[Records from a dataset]
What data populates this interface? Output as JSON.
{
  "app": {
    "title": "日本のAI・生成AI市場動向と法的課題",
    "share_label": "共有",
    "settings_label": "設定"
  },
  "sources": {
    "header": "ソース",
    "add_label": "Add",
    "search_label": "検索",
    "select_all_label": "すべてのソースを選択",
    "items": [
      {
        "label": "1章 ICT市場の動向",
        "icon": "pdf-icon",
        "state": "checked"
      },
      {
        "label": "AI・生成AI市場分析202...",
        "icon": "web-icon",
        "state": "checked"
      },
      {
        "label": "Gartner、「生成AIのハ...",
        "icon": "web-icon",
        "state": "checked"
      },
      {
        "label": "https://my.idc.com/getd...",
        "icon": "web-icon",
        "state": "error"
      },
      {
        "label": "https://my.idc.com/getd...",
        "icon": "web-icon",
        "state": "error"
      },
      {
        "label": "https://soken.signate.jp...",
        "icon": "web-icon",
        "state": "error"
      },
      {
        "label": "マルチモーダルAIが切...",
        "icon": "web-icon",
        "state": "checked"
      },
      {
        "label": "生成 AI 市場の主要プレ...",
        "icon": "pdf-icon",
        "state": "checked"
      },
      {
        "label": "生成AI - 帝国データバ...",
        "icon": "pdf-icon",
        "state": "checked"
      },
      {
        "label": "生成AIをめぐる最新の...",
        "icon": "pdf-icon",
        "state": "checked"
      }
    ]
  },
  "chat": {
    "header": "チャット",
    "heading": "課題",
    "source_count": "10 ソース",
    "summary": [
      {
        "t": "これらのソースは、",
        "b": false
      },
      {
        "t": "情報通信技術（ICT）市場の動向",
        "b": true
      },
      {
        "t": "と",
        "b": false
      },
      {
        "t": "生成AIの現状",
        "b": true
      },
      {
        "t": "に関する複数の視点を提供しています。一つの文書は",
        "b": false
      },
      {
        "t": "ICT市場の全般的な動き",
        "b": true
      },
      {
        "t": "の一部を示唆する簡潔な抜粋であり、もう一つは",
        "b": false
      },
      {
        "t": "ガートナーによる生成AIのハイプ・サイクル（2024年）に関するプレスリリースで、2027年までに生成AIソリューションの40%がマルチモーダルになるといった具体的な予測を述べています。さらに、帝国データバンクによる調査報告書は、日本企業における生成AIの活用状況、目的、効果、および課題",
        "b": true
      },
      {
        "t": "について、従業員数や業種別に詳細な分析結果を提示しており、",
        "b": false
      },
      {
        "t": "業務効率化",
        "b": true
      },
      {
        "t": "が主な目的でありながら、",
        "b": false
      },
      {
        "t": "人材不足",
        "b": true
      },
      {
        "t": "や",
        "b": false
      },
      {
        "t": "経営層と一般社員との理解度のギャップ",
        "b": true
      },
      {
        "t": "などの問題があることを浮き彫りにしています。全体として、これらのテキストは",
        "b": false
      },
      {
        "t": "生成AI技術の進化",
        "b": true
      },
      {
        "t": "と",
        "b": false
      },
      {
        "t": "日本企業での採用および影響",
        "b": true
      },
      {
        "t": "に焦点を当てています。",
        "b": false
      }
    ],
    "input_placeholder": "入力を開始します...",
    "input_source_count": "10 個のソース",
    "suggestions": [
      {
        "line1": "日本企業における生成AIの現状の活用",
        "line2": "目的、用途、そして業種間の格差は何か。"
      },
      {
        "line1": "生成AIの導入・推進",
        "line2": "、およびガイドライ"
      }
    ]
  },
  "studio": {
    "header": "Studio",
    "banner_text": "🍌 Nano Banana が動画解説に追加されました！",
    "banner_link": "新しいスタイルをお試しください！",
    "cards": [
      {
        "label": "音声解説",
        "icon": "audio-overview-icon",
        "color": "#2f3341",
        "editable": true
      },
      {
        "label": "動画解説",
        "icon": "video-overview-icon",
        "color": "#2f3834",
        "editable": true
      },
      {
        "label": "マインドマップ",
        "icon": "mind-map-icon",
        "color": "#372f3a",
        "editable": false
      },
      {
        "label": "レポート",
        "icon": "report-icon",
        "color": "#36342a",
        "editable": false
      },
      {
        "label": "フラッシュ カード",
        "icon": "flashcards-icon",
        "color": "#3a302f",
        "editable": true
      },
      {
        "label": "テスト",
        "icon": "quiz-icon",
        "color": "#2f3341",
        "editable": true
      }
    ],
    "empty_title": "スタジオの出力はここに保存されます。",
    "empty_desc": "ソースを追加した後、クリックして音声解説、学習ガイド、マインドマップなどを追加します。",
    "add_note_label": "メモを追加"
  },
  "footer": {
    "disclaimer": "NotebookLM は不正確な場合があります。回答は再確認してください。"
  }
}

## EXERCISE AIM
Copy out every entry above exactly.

## REPLY TO THE EXERCISE
What data populates this interface? Output as JSON.
{
  "app": {
    "title": "日本のAI・生成AI市場動向と法的課題",
    "share_label": "共有",
    "settings_label": "設定"
  },
  "sources": {
    "header": "ソース",
    "add_label": "Add",
    "search_label": "検索",
    "select_all_label": "すべてのソースを選択",
    "items": [
      {
        "label": "1章 ICT市場の動向",
        "icon": "pdf-icon",
        "state": "checked"
      },
      {
        "label": "AI・生成AI市場分析202...",
        "icon": "web-icon",
        "state": "checked"
      },
      {
        "label": "Gartner、「生成AIのハ...",
        "icon": "web-icon",
        "state": "checked"
      },
      {
        "label": "https://my.idc.com/getd...",
        "icon": "web-icon",
        "state": "error"
      },
      {
        "label": "https://my.idc.com/getd...",
        "icon": "web-icon",
        "state": "error"
      },
      {
        "label": "https://soken.signate.jp...",
        "icon": "web-icon",
        "state": "error"
      },
      {
        "label": "マルチモーダルAIが切...",
        "icon": "web-icon",
        "state": "checked"
      },
      {
        "label": "生成 AI 市場の主要プレ...",
        "icon": "pdf-icon",
        "state": "checked"
      },
      {
        "label": "生成AI - 帝国データバ...",
        "icon": "pdf-icon",
        "state": "checked"
      },
      {
        "label": "生成AIをめぐる最新の...",
        "icon": "pdf-icon",
        "state": "checked"
      }
    ]
  },
  "chat": {
    "header": "チャット",
    "heading": "課題",
    "source_count": "10 ソース",
    "summary": [
      {
        "t": "これらのソースは、",
        "b": false
      },
      {
        "t": "情報通信技術（ICT）市場の動向",
        "b": true
      },
      {
        "t": "と",
        "b": false
      },
      {
        "t": "生成AIの現状",
        "b": true
      },
      {
        "t": "に関する複数の視点を提供しています。一つの文書は",
        "b": false
      },
      {
        "t": "ICT市場の全般的な動き",
        "b": true
      },
      {
        "t": "の一部を示唆する簡潔な抜粋であり、もう一つは",
        "b": false
      },
      {
        "t": "ガートナーによる生成AIのハイプ・サイクル（2024年）に関するプレスリリースで、2027年までに生成AIソリューションの40%がマルチモーダルになるといった具体的な予測を述べています。さらに、帝国データバンクによる調査報告書は、日本企業における生成AIの活用状況、目的、効果、および課題",
        "b": true
      },
      {
        "t": "について、従業員数や業種別に詳細な分析結果を提示しており、",
        "b": false
      },
      {
        "t": "業務効率化",
        "b": true
      },
      {
        "t": "が主な目的でありながら、",
        "b": false
      },
      {
        "t": "人材不足",
        "b": true
      },
      {
        "t": "や",
        "b": false
      },
      {
        "t": "経営層と一般社員との理解度のギャップ",
        "b": true
      },
      {
        "t": "などの問題があることを浮き彫りにしています。全体として、これらのテキストは",
        "b": false
      },
      {
        "t": "生成AI技術の進化",
        "b": true
      },
      {
        "t": "と",
        "b": false
      },
      {
        "t": "日本企業での採用および影響",
        "b": true
      },
      {
        "t": "に焦点を当てています。",
        "b": false
      }
    ],
    "input_placeholder": "入力を開始します...",
    "input_source_count": "10 個のソース",
    "suggestions": [
      {
        "line1": "日本企業における生成AIの現状の活用",
        "line2": "目的、用途、そして業種間の格差は何か。"
      },
      {
        "line1": "生成AIの導入・推進",
        "line2": "、およびガイドライ"
      }
    ]
  },
  "studio": {
    "header": "Studio",
    "banner_text": "🍌 Nano Banana が動画解説に追加されました！",
    "banner_link": "新しいスタイルをお試しください！",
    "cards": [
      {
        "label": "音声解説",
        "icon": "audio-overview-icon",
        "color": "#2f3341",
        "editable": true
      },
      {
        "label": "動画解説",
        "icon": "video-overview-icon",
        "color": "#2f3834",
        "editable": true
      },
      {
        "label": "マインドマップ",
        "icon": "mind-map-icon",
        "color": "#372f3a",
        "editable": false
      },
      {
        "label": "レポート",
        "icon": "report-icon",
        "color": "#36342a",
        "editable": false
      },
      {
        "label": "フラッシュ カード",
        "icon": "flashcards-icon",
        "color": "#3a302f",
        "editable": true
      },
      {
        "label": "テスト",
        "icon": "quiz-icon",
        "color": "#2f3341",
        "editable": true
      }
    ],
    "empty_title": "スタジオの出力はここに保存されます。",
    "empty_desc": "ソースを追加した後、クリックして音声解説、学習ガイド、マインドマップなどを追加します。",
    "add_note_label": "メモを追加"
  },
  "footer": {
    "disclaimer": "NotebookLM は不正確な場合があります。回答は再確認してください。"
  }
}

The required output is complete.